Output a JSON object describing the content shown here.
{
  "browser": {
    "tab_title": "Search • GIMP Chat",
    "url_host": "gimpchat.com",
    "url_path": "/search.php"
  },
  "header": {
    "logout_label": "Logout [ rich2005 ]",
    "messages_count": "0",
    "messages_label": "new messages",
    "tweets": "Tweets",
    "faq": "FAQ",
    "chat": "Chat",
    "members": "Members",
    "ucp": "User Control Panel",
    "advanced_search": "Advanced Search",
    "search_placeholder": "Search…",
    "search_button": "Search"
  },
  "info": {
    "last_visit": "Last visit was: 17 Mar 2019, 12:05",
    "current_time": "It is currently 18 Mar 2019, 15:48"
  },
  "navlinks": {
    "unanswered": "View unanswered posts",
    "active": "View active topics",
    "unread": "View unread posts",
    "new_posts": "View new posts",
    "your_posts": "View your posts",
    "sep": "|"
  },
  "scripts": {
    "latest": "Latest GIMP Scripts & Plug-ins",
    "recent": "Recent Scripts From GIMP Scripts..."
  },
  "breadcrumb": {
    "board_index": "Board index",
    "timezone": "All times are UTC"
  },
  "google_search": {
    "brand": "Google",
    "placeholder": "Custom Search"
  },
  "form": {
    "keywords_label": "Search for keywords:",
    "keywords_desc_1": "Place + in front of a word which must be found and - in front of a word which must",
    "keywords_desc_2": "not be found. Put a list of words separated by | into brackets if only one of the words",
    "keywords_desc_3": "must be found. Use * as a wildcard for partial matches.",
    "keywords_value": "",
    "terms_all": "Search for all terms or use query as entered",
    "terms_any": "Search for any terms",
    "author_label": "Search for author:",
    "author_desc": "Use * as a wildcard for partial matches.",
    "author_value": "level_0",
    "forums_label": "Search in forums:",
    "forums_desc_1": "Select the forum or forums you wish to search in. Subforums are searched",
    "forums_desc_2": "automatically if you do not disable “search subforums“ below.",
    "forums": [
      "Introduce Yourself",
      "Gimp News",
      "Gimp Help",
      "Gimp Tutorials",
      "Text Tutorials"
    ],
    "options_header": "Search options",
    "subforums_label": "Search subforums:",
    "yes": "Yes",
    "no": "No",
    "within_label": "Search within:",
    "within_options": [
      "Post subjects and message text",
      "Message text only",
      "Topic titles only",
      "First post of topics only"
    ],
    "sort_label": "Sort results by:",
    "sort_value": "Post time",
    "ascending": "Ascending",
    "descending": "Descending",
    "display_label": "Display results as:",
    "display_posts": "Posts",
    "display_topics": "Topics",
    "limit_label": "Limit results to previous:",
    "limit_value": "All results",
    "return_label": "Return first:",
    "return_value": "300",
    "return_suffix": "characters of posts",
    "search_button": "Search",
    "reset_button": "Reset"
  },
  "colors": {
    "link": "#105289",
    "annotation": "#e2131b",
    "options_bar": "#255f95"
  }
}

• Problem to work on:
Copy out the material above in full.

• Answer space:
Output a JSON object describing the content shown here.
{
  "browser": {
    "tab_title": "Search • GIMP Chat",
    "url_host": "gimpchat.com",
    "url_path": "/search.php"
  },
  "header": {
    "logout_label": "Logout [ rich2005 ]",
    "messages_count": "0",
    "messages_label": "new messages",
    "tweets": "Tweets",
    "faq": "FAQ",
    "chat": "Chat",
    "members": "Members",
    "ucp": "User Control Panel",
    "advanced_search": "Advanced Search",
    "search_placeholder": "Search…",
    "search_button": "Search"
  },
  "info": {
    "last_visit": "Last visit was: 17 Mar 2019, 12:05",
    "current_time": "It is currently 18 Mar 2019, 15:48"
  },
  "navlinks": {
    "unanswered": "View unanswered posts",
    "active": "View active topics",
    "unread": "View unread posts",
    "new_posts": "View new posts",
    "your_posts": "View your posts",
    "sep": "|"
  },
  "scripts": {
    "latest": "Latest GIMP Scripts & Plug-ins",
    "recent": "Recent Scripts From GIMP Scripts..."
  },
  "breadcrumb": {
    "board_index": "Board index",
    "timezone": "All times are UTC"
  },
  "google_search": {
    "brand": "Google",
    "placeholder": "Custom Search"
  },
  "form": {
    "keywords_label": "Search for keywords:",
    "keywords_desc_1": "Place + in front of a word which must be found and - in front of a word which must",
    "keywords_desc_2": "not be found. Put a list of words separated by | into brackets if only one of the words",
    "keywords_desc_3": "must be found. Use * as a wildcard for partial matches.",
    "keywords_value": "",
    "terms_all": "Search for all terms or use query as entered",
    "terms_any": "Search for any terms",
    "author_label": "Search for author:",
    "author_desc": "Use * as a wildcard for partial matches.",
    "author_value": "level_0",
    "forums_label": "Search in forums:",
    "forums_desc_1": "Select the forum or forums you wish to search in. Subforums are searched",
    "forums_desc_2": "automatically if you do not disable “search subforums“ below.",
    "forums": [
      "Introduce Yourself",
      "Gimp News",
      "Gimp Help",
      "Gimp Tutorials",
      "Text Tutorials"
    ],
    "options_header": "Search options",
    "subforums_label": "Search subforums:",
    "yes": "Yes",
    "no": "No",
    "within_label": "Search within:",
    "within_options": [
      "Post subjects and message text",
      "Message text only",
      "Topic titles only",
      "First post of topics only"
    ],
    "sort_label": "Sort results by:",
    "sort_value": "Post time",
    "ascending": "Ascending",
    "descending": "Descending",
    "display_label": "Display results as:",
    "display_posts": "Posts",
    "display_topics": "Topics",
    "limit_label": "Limit results to previous:",
    "limit_value": "All results",
    "return_label": "Return first:",
    "return_value": "300",
    "return_suffix": "characters of posts",
    "search_button": "Search",
    "reset_button": "Reset"
  },
  "colors": {
    "link": "#105289",
    "annotation": "#e2131b",
    "options_bar": "#255f95"
  }
}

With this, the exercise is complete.